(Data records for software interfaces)
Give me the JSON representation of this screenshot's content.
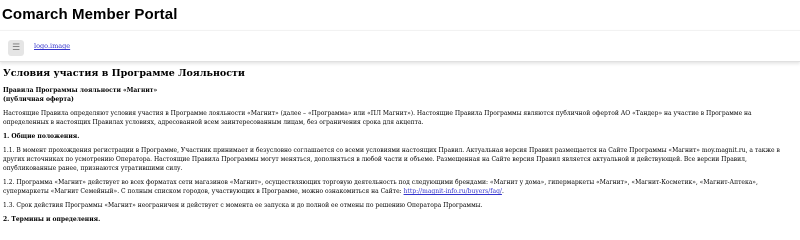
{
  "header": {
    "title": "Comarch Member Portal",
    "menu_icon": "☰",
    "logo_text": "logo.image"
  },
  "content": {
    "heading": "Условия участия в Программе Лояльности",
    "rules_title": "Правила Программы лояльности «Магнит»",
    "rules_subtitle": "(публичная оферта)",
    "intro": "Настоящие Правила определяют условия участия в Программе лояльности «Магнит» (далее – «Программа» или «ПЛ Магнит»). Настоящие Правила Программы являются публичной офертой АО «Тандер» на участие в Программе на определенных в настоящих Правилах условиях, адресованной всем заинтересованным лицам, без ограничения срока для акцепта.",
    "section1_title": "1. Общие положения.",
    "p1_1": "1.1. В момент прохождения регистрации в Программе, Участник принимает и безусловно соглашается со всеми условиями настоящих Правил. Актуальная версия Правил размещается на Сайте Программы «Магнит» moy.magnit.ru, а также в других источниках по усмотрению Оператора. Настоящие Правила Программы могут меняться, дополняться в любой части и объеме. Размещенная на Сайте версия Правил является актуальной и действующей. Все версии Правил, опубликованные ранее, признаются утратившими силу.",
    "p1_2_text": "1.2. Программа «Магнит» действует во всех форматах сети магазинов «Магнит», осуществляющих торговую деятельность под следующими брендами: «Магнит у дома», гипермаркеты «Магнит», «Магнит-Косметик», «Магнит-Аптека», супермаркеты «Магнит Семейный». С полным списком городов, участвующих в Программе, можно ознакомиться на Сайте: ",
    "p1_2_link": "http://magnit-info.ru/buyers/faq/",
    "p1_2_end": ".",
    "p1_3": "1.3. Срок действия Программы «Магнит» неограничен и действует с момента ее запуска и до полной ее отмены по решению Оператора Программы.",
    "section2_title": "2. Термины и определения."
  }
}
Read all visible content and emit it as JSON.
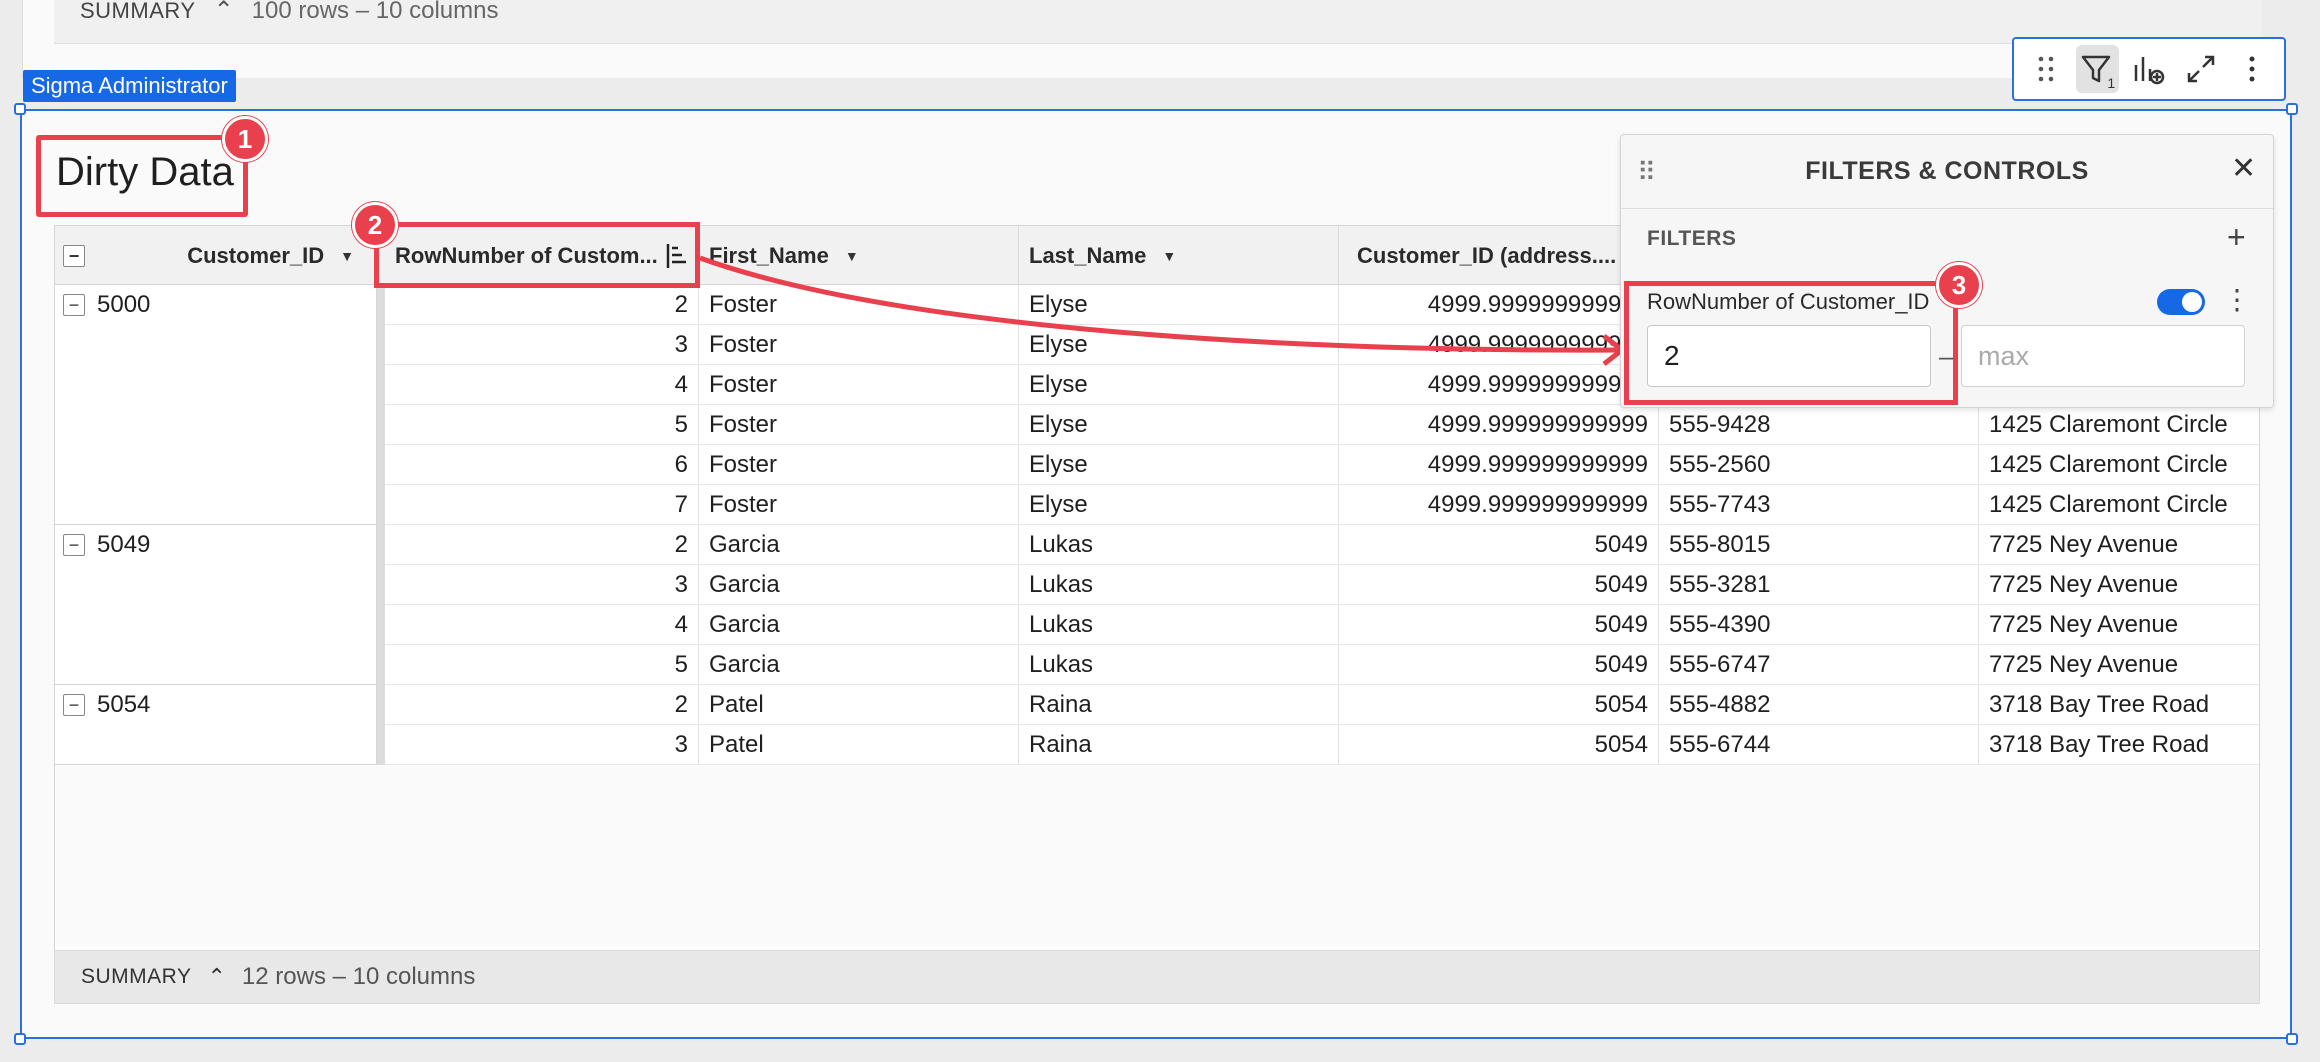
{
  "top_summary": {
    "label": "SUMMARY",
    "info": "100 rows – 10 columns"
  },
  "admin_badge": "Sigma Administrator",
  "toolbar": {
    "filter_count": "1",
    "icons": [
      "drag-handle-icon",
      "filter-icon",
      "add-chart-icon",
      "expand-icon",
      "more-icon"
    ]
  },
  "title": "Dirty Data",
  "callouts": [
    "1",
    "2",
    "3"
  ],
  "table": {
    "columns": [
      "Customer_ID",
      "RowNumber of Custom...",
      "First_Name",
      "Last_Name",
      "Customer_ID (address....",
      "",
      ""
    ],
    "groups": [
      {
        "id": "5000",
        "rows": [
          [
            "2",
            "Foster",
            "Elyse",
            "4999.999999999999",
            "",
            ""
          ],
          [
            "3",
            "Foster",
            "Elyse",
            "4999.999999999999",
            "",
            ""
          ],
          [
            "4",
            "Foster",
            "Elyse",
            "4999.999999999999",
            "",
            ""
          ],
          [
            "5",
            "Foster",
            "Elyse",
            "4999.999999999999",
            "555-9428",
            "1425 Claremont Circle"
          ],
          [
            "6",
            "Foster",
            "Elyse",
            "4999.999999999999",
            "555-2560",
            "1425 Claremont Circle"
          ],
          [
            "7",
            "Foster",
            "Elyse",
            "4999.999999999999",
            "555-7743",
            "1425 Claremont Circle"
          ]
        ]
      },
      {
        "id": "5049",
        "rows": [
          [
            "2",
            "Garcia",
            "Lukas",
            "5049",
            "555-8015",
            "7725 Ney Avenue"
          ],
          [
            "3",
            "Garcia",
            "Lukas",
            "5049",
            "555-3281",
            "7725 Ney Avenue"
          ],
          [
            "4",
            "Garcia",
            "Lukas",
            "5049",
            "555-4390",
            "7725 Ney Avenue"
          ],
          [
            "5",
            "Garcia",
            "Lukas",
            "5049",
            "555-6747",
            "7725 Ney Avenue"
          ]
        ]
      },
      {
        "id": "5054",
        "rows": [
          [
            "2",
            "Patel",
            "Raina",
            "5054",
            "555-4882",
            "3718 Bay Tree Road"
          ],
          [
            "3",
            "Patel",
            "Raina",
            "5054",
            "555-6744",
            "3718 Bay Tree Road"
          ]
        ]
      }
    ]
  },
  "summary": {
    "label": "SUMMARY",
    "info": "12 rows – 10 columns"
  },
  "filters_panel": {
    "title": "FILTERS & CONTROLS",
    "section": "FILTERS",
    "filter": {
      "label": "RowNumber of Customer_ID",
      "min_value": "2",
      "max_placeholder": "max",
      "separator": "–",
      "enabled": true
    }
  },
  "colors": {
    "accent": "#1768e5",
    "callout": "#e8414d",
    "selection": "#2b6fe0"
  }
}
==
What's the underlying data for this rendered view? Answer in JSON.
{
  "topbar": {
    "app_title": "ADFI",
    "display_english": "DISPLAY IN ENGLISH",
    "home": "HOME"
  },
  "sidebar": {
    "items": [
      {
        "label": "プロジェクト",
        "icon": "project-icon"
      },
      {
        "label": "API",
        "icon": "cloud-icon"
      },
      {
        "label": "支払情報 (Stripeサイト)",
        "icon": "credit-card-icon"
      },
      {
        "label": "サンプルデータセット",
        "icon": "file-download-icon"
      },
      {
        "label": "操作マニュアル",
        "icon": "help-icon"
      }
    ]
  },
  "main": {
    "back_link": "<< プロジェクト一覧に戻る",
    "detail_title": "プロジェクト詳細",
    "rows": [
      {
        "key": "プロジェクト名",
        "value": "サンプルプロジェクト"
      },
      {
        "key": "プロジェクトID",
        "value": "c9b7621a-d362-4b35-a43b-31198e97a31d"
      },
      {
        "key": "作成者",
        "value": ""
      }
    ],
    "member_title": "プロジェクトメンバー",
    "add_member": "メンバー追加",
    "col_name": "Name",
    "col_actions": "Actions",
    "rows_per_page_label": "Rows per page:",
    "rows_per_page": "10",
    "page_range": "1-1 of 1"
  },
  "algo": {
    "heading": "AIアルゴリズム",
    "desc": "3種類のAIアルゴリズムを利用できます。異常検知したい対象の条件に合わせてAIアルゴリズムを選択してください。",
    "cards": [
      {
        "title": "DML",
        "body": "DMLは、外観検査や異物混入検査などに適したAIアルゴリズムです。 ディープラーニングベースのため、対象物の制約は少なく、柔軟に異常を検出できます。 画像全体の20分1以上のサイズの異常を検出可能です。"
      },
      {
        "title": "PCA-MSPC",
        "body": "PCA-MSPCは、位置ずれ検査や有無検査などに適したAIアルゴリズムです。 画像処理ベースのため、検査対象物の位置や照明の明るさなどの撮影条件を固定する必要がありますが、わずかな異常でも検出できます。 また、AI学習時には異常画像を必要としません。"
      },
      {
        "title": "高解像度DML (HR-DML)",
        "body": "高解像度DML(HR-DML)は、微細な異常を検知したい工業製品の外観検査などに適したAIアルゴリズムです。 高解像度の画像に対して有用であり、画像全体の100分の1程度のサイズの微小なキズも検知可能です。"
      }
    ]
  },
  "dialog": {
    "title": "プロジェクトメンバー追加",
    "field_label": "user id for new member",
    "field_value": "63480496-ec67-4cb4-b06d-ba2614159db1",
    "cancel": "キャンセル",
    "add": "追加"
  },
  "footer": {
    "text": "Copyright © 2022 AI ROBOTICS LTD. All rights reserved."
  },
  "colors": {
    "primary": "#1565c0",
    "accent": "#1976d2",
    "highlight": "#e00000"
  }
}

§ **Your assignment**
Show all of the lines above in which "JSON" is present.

§ **Your response**
Give me the JSON representation of this screenshot's content.
Read all visible content and emit it as JSON.
What's the underlying data for this rendered view? Answer in JSON.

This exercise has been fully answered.